The world of economics is in a tizzy about quality of research and the little devils that can ruin the best of intentions. It all started with a research paper published in 2010 by professors Carmen Reinhart and Kenneth Rogoff, of Harvard University who, using published data, found that nations that had a debt to gross domestic product greater than 90 per cent were in danger of seeing their average growth rate fall by 0.1 per cent.

This finding was of great interest to policy makers, since this was post-global economic crisis when many countries were thinking of taking on more debt in order to increase their spending as a stimulation to their economies. The research gave a fillip to the opposite argument, that what was needed was austerity.

Other studies that examined the same issue of debt also seemed to support the findings and warned highly indebted countries from taking on even more debt.

Now, a paper published earlier this month by three authors, Thomas Herndon, Michael Ash and Robert Pollin, of the University of Massachusetts Amherst (my alma mater , I may proudly add) has cast a doubt on the Reinhart-Rogoff findings. This study grew out of the efforts of the first author, a graduate student, who tried to replicate the Reinhart-Rogoff study as assignment for a course.

Findings questioned

Finding that the results were not the same, he then sought and obtained the original data sheet from Reinhart-Rogoff, and found simple miscalculations and data exclusions in their study. Correcting these errors, Herndon et al found that the average growth for the high debt countries would be 2.2 per cent, and not negative as the original study claimed. A major reversal of the conclusions.

This ‘incident’ allows us to draw some lessons. One is the importance of being able to replicate research, using the same or similar data to study the same questions and to see if the same results are obtained. The other is being able to access the data set of other scholars.

This is quite often impossible, for researchers will hide behind confidentiality and various other excuses and not share their data. This is especially so if the data are not publicly available but have been collected as primary data through surveys, and so on.
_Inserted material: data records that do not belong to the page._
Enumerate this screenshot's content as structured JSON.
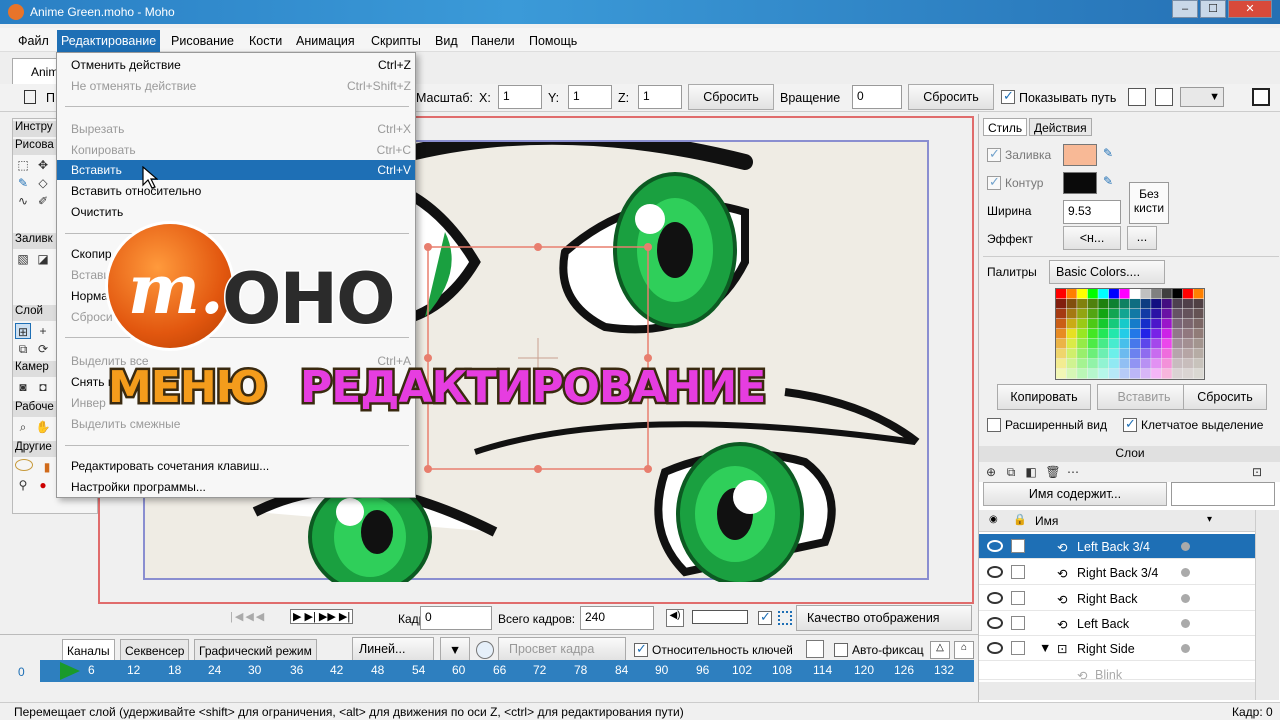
{
  "window": {
    "title": "Anime Green.moho - Moho",
    "min": "–",
    "max": "☐",
    "close": "✕"
  },
  "menubar": [
    "Файл",
    "Редактирование",
    "Рисование",
    "Кости",
    "Анимация",
    "Скрипты",
    "Вид",
    "Панели",
    "Помощь"
  ],
  "doc_tab": "Anim",
  "toolbar": {
    "first_letter": "П",
    "scale_label": "Масштаб:",
    "x_label": "X:",
    "x_val": "1",
    "y_label": "Y:",
    "y_val": "1",
    "z_label": "Z:",
    "z_val": "1",
    "reset1": "Сбросить",
    "rotation_label": "Вращение",
    "rotation_val": "0",
    "reset2": "Сбросить",
    "show_path": "Показывать путь"
  },
  "edit_menu": {
    "items": [
      {
        "label": "Отменить действие",
        "shortcut": "Ctrl+Z",
        "disabled": false
      },
      {
        "label": "Не отменять действие",
        "shortcut": "Ctrl+Shift+Z",
        "disabled": true
      },
      {
        "label": "Вырезать",
        "shortcut": "Ctrl+X",
        "disabled": true
      },
      {
        "label": "Копировать",
        "shortcut": "Ctrl+C",
        "disabled": true
      },
      {
        "label": "Вставить",
        "shortcut": "Ctrl+V",
        "disabled": false,
        "highlighted": true
      },
      {
        "label": "Вставить относительно",
        "shortcut": "",
        "disabled": false
      },
      {
        "label": "Очистить",
        "shortcut": "",
        "disabled": false
      },
      {
        "label": "Скопир",
        "shortcut": "",
        "disabled": false
      },
      {
        "label": "Встави",
        "shortcut": "",
        "disabled": true
      },
      {
        "label": "Норма",
        "shortcut": "",
        "disabled": false
      },
      {
        "label": "Сброси",
        "shortcut": "",
        "disabled": true
      },
      {
        "label": "Выделить все",
        "shortcut": "Ctrl+A",
        "disabled": true
      },
      {
        "label": "Снять в",
        "shortcut": "",
        "disabled": false
      },
      {
        "label": "Инвер",
        "shortcut": "",
        "disabled": true
      },
      {
        "label": "Выделить смежные",
        "shortcut": "",
        "disabled": true
      },
      {
        "label": "Редактировать сочетания клавиш...",
        "shortcut": "",
        "disabled": false
      },
      {
        "label": "Настройки программы...",
        "shortcut": "",
        "disabled": false
      }
    ]
  },
  "left_panel": {
    "sections": [
      "Инстру",
      "Рисова",
      "Заливк",
      "Слой",
      "Камер",
      "Рабоче",
      "Другие"
    ]
  },
  "overlay": {
    "logo_mark": "m.",
    "logo_text": "OHO",
    "word1": "МЕНЮ",
    "word2": "РЕДАКТИРОВАНИЕ"
  },
  "style_panel": {
    "tabs": [
      "Стиль",
      "Действия"
    ],
    "fill_label": "Заливка",
    "stroke_label": "Контур",
    "fill_color": "#f8b996",
    "stroke_color": "#0a0a0a",
    "no_brush": "Без кисти",
    "width_label": "Ширина",
    "width_val": "9.53",
    "effect_label": "Эффект",
    "effect_val": "<н...",
    "effect_more": "...",
    "palettes_label": "Палитры",
    "palette_val": "Basic Colors....",
    "copy_btn": "Копировать",
    "paste_btn": "Вставить",
    "reset_btn": "Сбросить",
    "advanced_view": "Расширенный вид",
    "cell_select": "Клетчатое выделение"
  },
  "layers_panel": {
    "title": "Слои",
    "filter": "Имя содержит...",
    "col_name": "Имя",
    "layers": [
      {
        "name": "Left Back 3/4",
        "selected": true
      },
      {
        "name": "Right Back 3/4",
        "selected": false
      },
      {
        "name": "Right Back",
        "selected": false
      },
      {
        "name": "Left Back",
        "selected": false
      },
      {
        "name": "Right Side",
        "selected": false,
        "group": true
      },
      {
        "name": "Blink",
        "selected": false,
        "faded": true
      }
    ]
  },
  "playbar": {
    "frame_label": "Кадр:",
    "frame_val": "0",
    "total_label": "Всего кадров:",
    "total_val": "240",
    "quality": "Качество отображения"
  },
  "timeline": {
    "tabs": [
      "Каналы",
      "Секвенсер",
      "Графический режим"
    ],
    "interp": "Линей...",
    "onion": "Просвет кадра",
    "relative_keys": "Относительность ключей",
    "autofix": "Авто-фиксац",
    "start": "0",
    "ticks": [
      "6",
      "12",
      "18",
      "24",
      "30",
      "36",
      "42",
      "48",
      "54",
      "60",
      "66",
      "72",
      "78",
      "84",
      "90",
      "96",
      "102",
      "108",
      "114",
      "120",
      "126",
      "132"
    ]
  },
  "status": {
    "message": "Перемещает слой (удерживайте <shift> для ограничения, <alt> для движения по оси Z, <ctrl> для редактирования пути)",
    "frame": "Кадр: 0"
  },
  "palette_colors": [
    "#ff0000",
    "#ff8000",
    "#ffff00",
    "#00ff00",
    "#00ffff",
    "#0000ff",
    "#ff00ff",
    "#ffffff",
    "#c0c0c0",
    "#808080",
    "#404040",
    "#000000"
  ]
}
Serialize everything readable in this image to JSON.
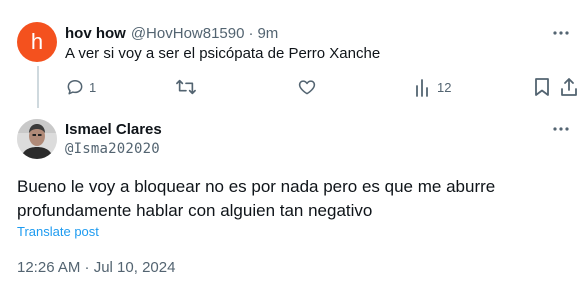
{
  "reply_tweet": {
    "avatar_letter": "h",
    "display_name": "hov how",
    "handle": "@HovHow81590",
    "separator": "·",
    "time_ago": "9m",
    "text": "A ver si voy a ser el psicópata de Perro Xanche",
    "actions": {
      "reply_count": "1",
      "retweet_count": "",
      "like_count": "",
      "views_count": "12"
    },
    "avatar_color": "#f4511e"
  },
  "main_tweet": {
    "display_name": "Ismael Clares",
    "handle": "@Isma202020",
    "text": "Bueno le voy a bloquear no es por nada pero es que me aburre profundamente hablar con alguien tan negativo",
    "translate_label": "Translate post",
    "timestamp": "12:26 AM · Jul 10, 2024"
  },
  "icons": {
    "reply": "comment-icon",
    "retweet": "retweet-icon",
    "like": "heart-icon",
    "views": "bar-chart-icon",
    "bookmark": "bookmark-icon",
    "share": "share-icon",
    "more": "more-dots-icon"
  },
  "colors": {
    "text_primary": "#0f1419",
    "text_muted": "#536471",
    "link": "#1d9bf0",
    "thread_line": "#cfd9de"
  }
}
Gate keepers such as journal editors and reviewers ask for a lot of details about the research methodology and analysis from those who submit a manuscript to get a sense of the reliability and validity of the data, analysis and the conclusions, but even they rarely have the time or the inclination to ask for the raw data and run the analysis themselves.

Replicability issues

In general, research in the sciences differentiates itself from the social sciences in the matter of replicability. If chemical A mixed with chemical B and heated to C results in D, and it is published, anyone can try it out and see if it is true. In most social sciences, this is difficult to do, and even when possible, is often not attempted.

The other problem that complicates social science research is the difficulty of establishing cause and effect relationships between variables due to the many variables that can affect the situation, and the inability to keep all the other intervening variables constant, or trying to control them. Thus, conclusions are provided with various caveats about the weaknesses of the study and the limitations on generalisability.

In the business/management field, there is an ongoing debate on the issue of relevance of research. When primary data are collected through surveys, replicability becomes almost impossible.

In short, research conclusions rarely contribute to cumulative knowledge. Can’t blame the business folks for ignoring much academic business research!

Research vs education

In an article published online at the Knowledge@Wharton Web site in February this year, Larry Zicklin, a former chairman of a financial services firm and a finance professor, argued that with university reward systems driving faculty to publish, much research that is done is irrelevant, and students end up paying for it through higher tuition fees, since faculty teaching loads are lowered in research-driven universities to allow their faculty to be engaged in research.

He comments about a faculty member who is highly regarded for his research in the area of finance: “I’ve worked for 50 years and I didn’t have a clue as to what his most recent articles were about… (His research was directed at) the community of scholars who write for one another but not for their students and certainly not for business executives who are interested in practical ideas that might actually work.”

A particularly tough rhetorical question Zicklin asks is: If business research is useful, why are corporations so reluctant to pay for it?

The message from all this is that all educational institutions should not join the game of pursuing research just because it helps the reputation or ranking of the institution.

The majority of institutions should realise that they may make a better contribution to society focused on education, which is not the same as research, and which involves paying attention to teaching and making education affordable to those who need it.

Those institutions that wish to pursue the research route should also be careful that what they encourage in their scholars is relevant and applicable.

(The author is professor of International Business and Strategic Management at Suffolk University, Boston, US.)